Set it all down exactly, every record and every line.
*** Opening Information supplied ***
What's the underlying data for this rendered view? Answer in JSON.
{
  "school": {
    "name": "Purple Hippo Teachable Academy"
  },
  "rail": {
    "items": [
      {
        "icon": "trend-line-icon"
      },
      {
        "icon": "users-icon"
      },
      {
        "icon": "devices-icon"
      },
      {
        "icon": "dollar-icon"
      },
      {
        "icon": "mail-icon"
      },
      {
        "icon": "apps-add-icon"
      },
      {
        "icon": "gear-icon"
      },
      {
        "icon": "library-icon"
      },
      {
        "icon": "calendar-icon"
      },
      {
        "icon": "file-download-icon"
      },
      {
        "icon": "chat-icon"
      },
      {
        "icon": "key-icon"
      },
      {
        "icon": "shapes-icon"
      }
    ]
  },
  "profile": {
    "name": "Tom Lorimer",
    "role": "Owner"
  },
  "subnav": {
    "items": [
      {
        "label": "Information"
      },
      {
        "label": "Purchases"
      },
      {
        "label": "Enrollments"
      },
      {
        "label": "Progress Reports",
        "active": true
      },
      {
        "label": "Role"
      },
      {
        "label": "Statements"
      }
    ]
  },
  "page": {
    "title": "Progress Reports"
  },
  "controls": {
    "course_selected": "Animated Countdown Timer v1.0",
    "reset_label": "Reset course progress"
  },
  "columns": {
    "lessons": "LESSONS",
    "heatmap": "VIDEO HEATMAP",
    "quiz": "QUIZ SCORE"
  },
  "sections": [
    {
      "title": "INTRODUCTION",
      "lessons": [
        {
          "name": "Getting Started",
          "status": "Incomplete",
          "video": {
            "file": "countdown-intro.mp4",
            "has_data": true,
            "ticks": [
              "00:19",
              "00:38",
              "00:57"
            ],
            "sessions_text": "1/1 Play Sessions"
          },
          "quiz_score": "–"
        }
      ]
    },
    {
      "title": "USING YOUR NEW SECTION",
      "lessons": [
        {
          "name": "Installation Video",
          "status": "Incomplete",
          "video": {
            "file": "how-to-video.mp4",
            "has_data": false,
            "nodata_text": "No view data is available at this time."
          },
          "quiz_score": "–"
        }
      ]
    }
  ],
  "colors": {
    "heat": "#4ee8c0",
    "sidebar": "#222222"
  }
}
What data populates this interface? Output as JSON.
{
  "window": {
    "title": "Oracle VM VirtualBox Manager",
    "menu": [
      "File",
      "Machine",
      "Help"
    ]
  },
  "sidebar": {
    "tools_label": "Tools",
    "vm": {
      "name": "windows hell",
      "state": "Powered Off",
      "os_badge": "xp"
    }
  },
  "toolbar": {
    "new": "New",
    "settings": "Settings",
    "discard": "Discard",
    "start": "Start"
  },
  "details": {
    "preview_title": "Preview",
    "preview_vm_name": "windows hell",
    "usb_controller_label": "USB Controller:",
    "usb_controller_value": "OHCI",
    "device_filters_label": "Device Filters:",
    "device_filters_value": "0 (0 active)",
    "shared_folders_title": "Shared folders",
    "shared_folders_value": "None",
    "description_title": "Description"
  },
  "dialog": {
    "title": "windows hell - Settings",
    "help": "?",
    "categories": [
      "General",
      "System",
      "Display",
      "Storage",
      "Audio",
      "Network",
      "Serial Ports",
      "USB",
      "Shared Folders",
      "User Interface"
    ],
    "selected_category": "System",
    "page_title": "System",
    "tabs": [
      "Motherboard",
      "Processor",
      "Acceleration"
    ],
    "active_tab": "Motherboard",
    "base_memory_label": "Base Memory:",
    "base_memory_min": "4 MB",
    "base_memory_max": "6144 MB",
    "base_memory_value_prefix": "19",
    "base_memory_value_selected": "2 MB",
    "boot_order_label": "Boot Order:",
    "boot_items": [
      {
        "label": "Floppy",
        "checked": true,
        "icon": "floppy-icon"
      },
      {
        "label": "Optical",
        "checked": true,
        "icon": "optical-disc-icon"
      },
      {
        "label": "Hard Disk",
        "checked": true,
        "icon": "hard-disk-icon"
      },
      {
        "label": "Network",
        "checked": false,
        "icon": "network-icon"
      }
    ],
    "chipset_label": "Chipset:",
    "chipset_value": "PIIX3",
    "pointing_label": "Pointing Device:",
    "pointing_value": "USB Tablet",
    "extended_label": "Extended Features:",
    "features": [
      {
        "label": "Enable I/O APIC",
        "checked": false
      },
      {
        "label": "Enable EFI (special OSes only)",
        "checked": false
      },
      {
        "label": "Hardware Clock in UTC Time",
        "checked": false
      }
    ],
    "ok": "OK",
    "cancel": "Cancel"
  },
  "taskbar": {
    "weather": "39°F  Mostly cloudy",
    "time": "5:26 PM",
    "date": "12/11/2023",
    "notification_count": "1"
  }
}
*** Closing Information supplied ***
→ Answer for this exercise
What's the underlying data for this rendered view? Answer in JSON.
{
  "school": {
    "name": "Purple Hippo Teachable Academy"
  },
  "rail": {
    "items": [
      {
        "icon": "trend-line-icon"
      },
      {
        "icon": "users-icon"
      },
      {
        "icon": "devices-icon"
      },
      {
        "icon": "dollar-icon"
      },
      {
        "icon": "mail-icon"
      },
      {
        "icon": "apps-add-icon"
      },
      {
        "icon": "gear-icon"
      },
      {
        "icon": "library-icon"
      },
      {
        "icon": "calendar-icon"
      },
      {
        "icon": "file-download-icon"
      },
      {
        "icon": "chat-icon"
      },
      {
        "icon": "key-icon"
      },
      {
        "icon": "shapes-icon"
      }
    ]
  },
  "profile": {
    "name": "Tom Lorimer",
    "role": "Owner"
  },
  "subnav": {
    "items": [
      {
        "label": "Information"
      },
      {
        "label": "Purchases"
      },
      {
        "label": "Enrollments"
      },
      {
        "label": "Progress Reports",
        "active": true
      },
      {
        "label": "Role"
      },
      {
        "label": "Statements"
      }
    ]
  },
  "page": {
    "title": "Progress Reports"
  },
  "controls": {
    "course_selected": "Animated Countdown Timer v1.0",
    "reset_label": "Reset course progress"
  },
  "columns": {
    "lessons": "LESSONS",
    "heatmap": "VIDEO HEATMAP",
    "quiz": "QUIZ SCORE"
  },
  "sections": [
    {
      "title": "INTRODUCTION",
      "lessons": [
        {
          "name": "Getting Started",
          "status": "Incomplete",
          "video": {
            "file": "countdown-intro.mp4",
            "has_data": true,
            "ticks": [
              "00:19",
              "00:38",
              "00:57"
            ],
            "sessions_text": "1/1 Play Sessions"
          },
          "quiz_score": "–"
        }
      ]
    },
    {
      "title": "USING YOUR NEW SECTION",
      "lessons": [
        {
          "name": "Installation Video",
          "status": "Incomplete",
          "video": {
            "file": "how-to-video.mp4",
            "has_data": false,
            "nodata_text": "No view data is available at this time."
          },
          "quiz_score": "–"
        }
      ]
    }
  ],
  "colors": {
    "heat": "#4ee8c0",
    "sidebar": "#222222"
  }
}
What data populates this interface? Output as JSON.
{
  "window": {
    "title": "Oracle VM VirtualBox Manager",
    "menu": [
      "File",
      "Machine",
      "Help"
    ]
  },
  "sidebar": {
    "tools_label": "Tools",
    "vm": {
      "name": "windows hell",
      "state": "Powered Off",
      "os_badge": "xp"
    }
  },
  "toolbar": {
    "new": "New",
    "settings": "Settings",
    "discard": "Discard",
    "start": "Start"
  },
  "details": {
    "preview_title": "Preview",
    "preview_vm_name": "windows hell",
    "usb_controller_label": "USB Controller:",
    "usb_controller_value": "OHCI",
    "device_filters_label": "Device Filters:",
    "device_filters_value": "0 (0 active)",
    "shared_folders_title": "Shared folders",
    "shared_folders_value": "None",
    "description_title": "Description"
  },
  "dialog": {
    "title": "windows hell - Settings",
    "help": "?",
    "categories": [
      "General",
      "System",
      "Display",
      "Storage",
      "Audio",
      "Network",
      "Serial Ports",
      "USB",
      "Shared Folders",
      "User Interface"
    ],
    "selected_category": "System",
    "page_title": "System",
    "tabs": [
      "Motherboard",
      "Processor",
      "Acceleration"
    ],
    "active_tab": "Motherboard",
    "base_memory_label": "Base Memory:",
    "base_memory_min": "4 MB",
    "base_memory_max": "6144 MB",
    "base_memory_value_prefix": "19",
    "base_memory_value_selected": "2 MB",
    "boot_order_label": "Boot Order:",
    "boot_items": [
      {
        "label": "Floppy",
        "checked": true,
        "icon": "floppy-icon"
      },
      {
        "label": "Optical",
        "checked": true,
        "icon": "optical-disc-icon"
      },
      {
        "label": "Hard Disk",
        "checked": true,
        "icon": "hard-disk-icon"
      },
      {
        "label": "Network",
        "checked": false,
        "icon": "network-icon"
      }
    ],
    "chipset_label": "Chipset:",
    "chipset_value": "PIIX3",
    "pointing_label": "Pointing Device:",
    "pointing_value": "USB Tablet",
    "extended_label": "Extended Features:",
    "features": [
      {
        "label": "Enable I/O APIC",
        "checked": false
      },
      {
        "label": "Enable EFI (special OSes only)",
        "checked": false
      },
      {
        "label": "Hardware Clock in UTC Time",
        "checked": false
      }
    ],
    "ok": "OK",
    "cancel": "Cancel"
  },
  "taskbar": {
    "weather": "39°F  Mostly cloudy",
    "time": "5:26 PM",
    "date": "12/11/2023",
    "notification_count": "1"
  }
}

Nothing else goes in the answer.